Several weeks later the finished veneers were checked on the models, tried in the mouth, and carefully assessed for fit and es- thetics. The patient gave her consent and the veneers and crowns were bonded into place. After a follow-up appointment for slight occlusal adjustment and checking to ensure no resin tags remained on any margins, the patient was rescheduled to address the lower lip asymmetry. The lips’ appearance following ceramic restoration placement had improved the smile, but the frame around the teeth was still less than ideal. In addition, the black triangles between the lower incisors were still visible, detracting from the overall result (Figs 9 & 10).
The rejuvenation photograph series was again obtained to detail the treatment plan for Botox Cosmetic therapy. The series of photographs and the clinical presentation revealed that hyper- contraction of the right depressor labii inferioris, right depressor anguli oris, and right platysma muscles were responsible for the excessive downward pull of the lower lip on the right (Fig 11). Each individual has different muscle recruitment for every facial expression and the recruitment changes with age. If one is performing a true smile design then it is imperative to view the patient in all their various facial expressions. Although in repose the patient’s lips appeared normal, when the muscles were activated it was apparent that all three of the aforementioned mus- cles were overactive on the right (Figs 12-17). The full sagittal views revealed the greater bulk and activity of the right platysma muscle compared to the left side (Figs 16 & 17). Photographing the muscles in repose and activation allowed for precise marking and placement of injections and, therefore, precise results.

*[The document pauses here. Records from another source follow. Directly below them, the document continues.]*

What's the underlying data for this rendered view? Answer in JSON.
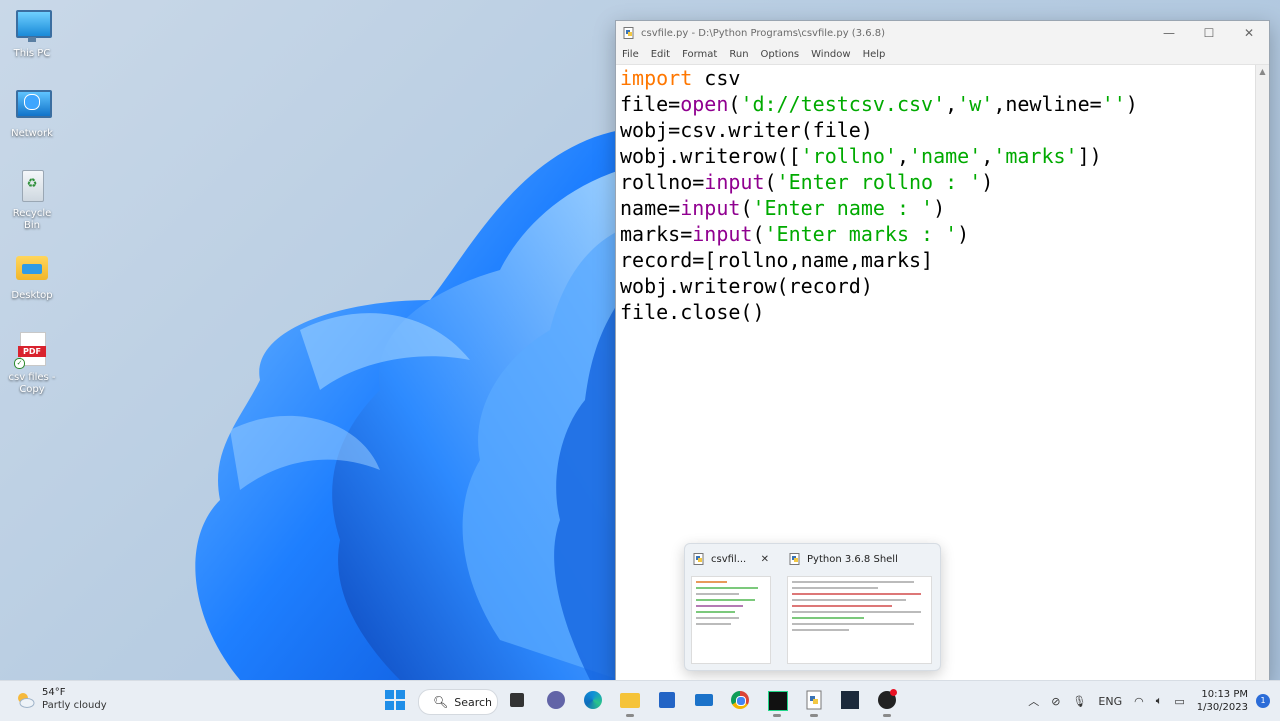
{
  "desktop": {
    "icons": [
      {
        "label": "This PC"
      },
      {
        "label": "Network"
      },
      {
        "label": "Recycle Bin"
      },
      {
        "label": "Desktop"
      },
      {
        "label": "csv files -\nCopy"
      }
    ],
    "pdf_badge": "PDF"
  },
  "window": {
    "title": "csvfile.py - D:\\Python Programs\\csvfile.py (3.6.8)",
    "menu": [
      "File",
      "Edit",
      "Format",
      "Run",
      "Options",
      "Window",
      "Help"
    ],
    "controls": {
      "minimize": "—",
      "maximize": "☐",
      "close": "✕"
    }
  },
  "code": [
    [
      {
        "t": "import",
        "c": "kw"
      },
      {
        "t": " csv",
        "c": ""
      }
    ],
    [
      {
        "t": "file=",
        "c": ""
      },
      {
        "t": "open",
        "c": "bi"
      },
      {
        "t": "(",
        "c": ""
      },
      {
        "t": "'d://testcsv.csv'",
        "c": "st"
      },
      {
        "t": ",",
        "c": ""
      },
      {
        "t": "'w'",
        "c": "st"
      },
      {
        "t": ",newline=",
        "c": ""
      },
      {
        "t": "''",
        "c": "st"
      },
      {
        "t": ")",
        "c": ""
      }
    ],
    [
      {
        "t": "wobj=csv.writer(file)",
        "c": ""
      }
    ],
    [
      {
        "t": "wobj.writerow([",
        "c": ""
      },
      {
        "t": "'rollno'",
        "c": "st"
      },
      {
        "t": ",",
        "c": ""
      },
      {
        "t": "'name'",
        "c": "st"
      },
      {
        "t": ",",
        "c": ""
      },
      {
        "t": "'marks'",
        "c": "st"
      },
      {
        "t": "])",
        "c": ""
      }
    ],
    [
      {
        "t": "rollno=",
        "c": ""
      },
      {
        "t": "input",
        "c": "bi"
      },
      {
        "t": "(",
        "c": ""
      },
      {
        "t": "'Enter rollno : '",
        "c": "st"
      },
      {
        "t": ")",
        "c": ""
      }
    ],
    [
      {
        "t": "name=",
        "c": ""
      },
      {
        "t": "input",
        "c": "bi"
      },
      {
        "t": "(",
        "c": ""
      },
      {
        "t": "'Enter name : '",
        "c": "st"
      },
      {
        "t": ")",
        "c": ""
      }
    ],
    [
      {
        "t": "marks=",
        "c": ""
      },
      {
        "t": "input",
        "c": "bi"
      },
      {
        "t": "(",
        "c": ""
      },
      {
        "t": "'Enter marks : '",
        "c": "st"
      },
      {
        "t": ")",
        "c": ""
      }
    ],
    [
      {
        "t": "record=[rollno,name,marks]",
        "c": ""
      }
    ],
    [
      {
        "t": "wobj.writerow(record)",
        "c": ""
      }
    ],
    [
      {
        "t": "file.close()",
        "c": ""
      }
    ]
  ],
  "thumbnails": [
    {
      "title": "csvfil...",
      "close": "✕"
    },
    {
      "title": "Python 3.6.8 Shell"
    }
  ],
  "taskbar": {
    "weather": {
      "temp": "54°F",
      "condition": "Partly cloudy"
    },
    "search_label": "Search",
    "tray": {
      "language": "ENG",
      "time": "10:13 PM",
      "date": "1/30/2023",
      "notifications": "1"
    }
  },
  "colors": {
    "keyword": "#ff7700",
    "builtin": "#900090",
    "string": "#00aa00",
    "accent": "#0078d4"
  }
}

Two units of Botox were injected into the right depressor labii inferioris, two units into the right depressor anguli oris, two units into five sites on the right side of platysma just below the inferior border of the mandible, and two units into eight sites on the right lateral band of platysma (Figs 18 & 19). The patient understood that this treatment would need to be repeated every three to four months until subconscious activation of the muscles unilaterally gradually diminished.
After two weeks (the time required for full results to be ex- pressed with Botox) the patient was rescheduled and the results assessed. Sometimes it is necessary to fine-tune the results with several additional units of the neuromodulator. However, in this case no modication was necessary; the lips were now symmetrical. The smile arc and curvature of the lower lip were coincident and the black triangles between the lower incisors were no longer visible. The draping of the soft tissue harmonized with the teeth to create a smile design incorporating macro, mini, and micro esthetics.22 The final photographs reveal how the use of BoNT/A together with 10 ceramic restorations resulted in a more harmonious smile design than could have been achieved with dental treatment alone (Figs 20-23).
The lips’ appearance following ceramic restoration placement had improved the smile, but the frame around the teeth was still less than ideal. Various options were discussed with the patient, including further orthodontic treatment, porcelain veneers and crowns, implant placement, and cosmetic bonding.